I waited outside the hearing room for a couple of hours. I saw people who looked familiar wearing stickers that said, marriage=1man+1woman. I work in health care, and without the skill and dedication of immigrants we would be much worse off. Health care is labor-intensive, requiring skilled, responsible and caring people in every area, from pedi to geri. The people opposing marriage equality looked like people I work with, patients I serve.
The huge number of people who turned out– on a work day, on a cold day, was a visual statement. My first thought was; this is why we cannot put the rights of a minority to a majority vote. Too many people I talk to say, “I don’t care if gay people get married.”
Yes, they are making a statement that is a leap of tolerance for them. But the most they can manage is that they don’t care. Those who do care- who see a way to power through inflaming prejudice– they will get out the vote. Gay people don’t have the numbers.
I thought about the last time I had seen so many people speaking Spanish in the Statehouse. That was a march for immigrant’s rights in May 2006. That march drew the largest crowd I had seen since the Vietnam War protests. I also remember 2007, when a reaction had set in. The most ugly prejudice had been dominating the media all that year, and the crowd had diminished from 20,000 to a few hundred.
Thinking of the endless mutability of prejudice, I stood in the hallway and wrote my testimony. From my notes–
Here tonight at the State House I am reminded of May 2, 2006. 20,000 people marched from Central High School to the State House to bear witness to the rights of immigrants to respect and justice. I was proud to be there in support, proud to wave the American flag.
All our rights are hard-won. Before 1967, my marriage of 30 years would have been illegal in some states because my husband, John is black and I am white.
Mildred and Richard Loving braved prison, exile and the worst kind of hatred to win their right to marry.
If the Supreme Court had not upheld their equality under the law we would be fighting a bitter state to state battle– but nearly fifty years later we take this peace for granted.
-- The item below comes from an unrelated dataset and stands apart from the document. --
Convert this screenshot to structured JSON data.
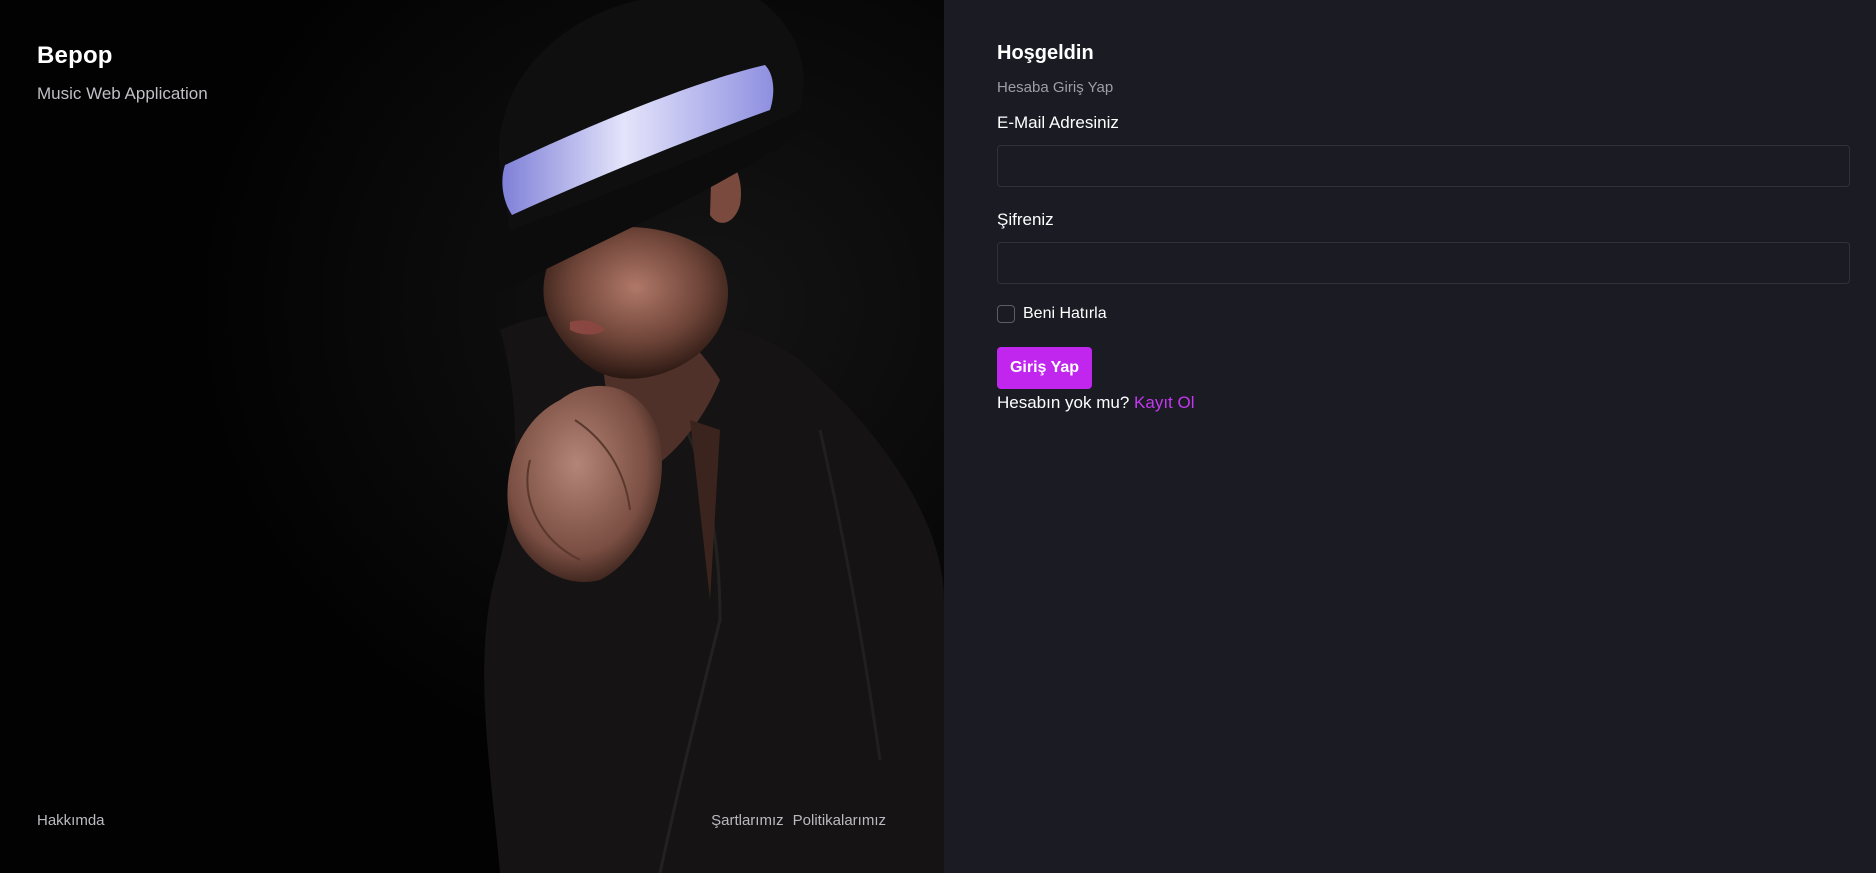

I ask the General Assembly to take a brave stand for full and equal rights and end this hurtful and divisive battle and turn our energies to the real challenges facing our State.
When I left the hearing room, John was waiting for me. He had come to the State House. Despising cell phones, he had not been able to find me but hung out in one of the overflow rooms where people watched the hearings on video.
Maryellen Butke was on the elevator with us. I was impressed with her testimony of listening to two elderly ladies disparage gay people as perverts, and then giving in to the angels of her better nature and giving them a ride back to their car six blocks away in the rain.
You never know who your angel might be.
I looked at the crowd of people waiting to testify against the right of gay people to marry and wondered what was happening in their own families. Inevitably, there will be the son or daughter, the niece or nephew, who is different. People can’t help wanting the world to be fair, can’t help wanting happiness.
That is why Martin Luther King said, “The Arc of the Moral Universe Is Long, but It Bends Toward Justice”
It’s no mystery, it’s just that human beings will always strive for something better. That is what we see in our time, and that is why the equal right to marry will not be abandoned, but will be won no matter how long it takes.
UPDATE: Today’s Providence Journal reports that ‘nearly 200’ people attended the rally against same-sex marriage. It looked like way more than that to me. If you have time to take a poll for or against, go to ProJo.com.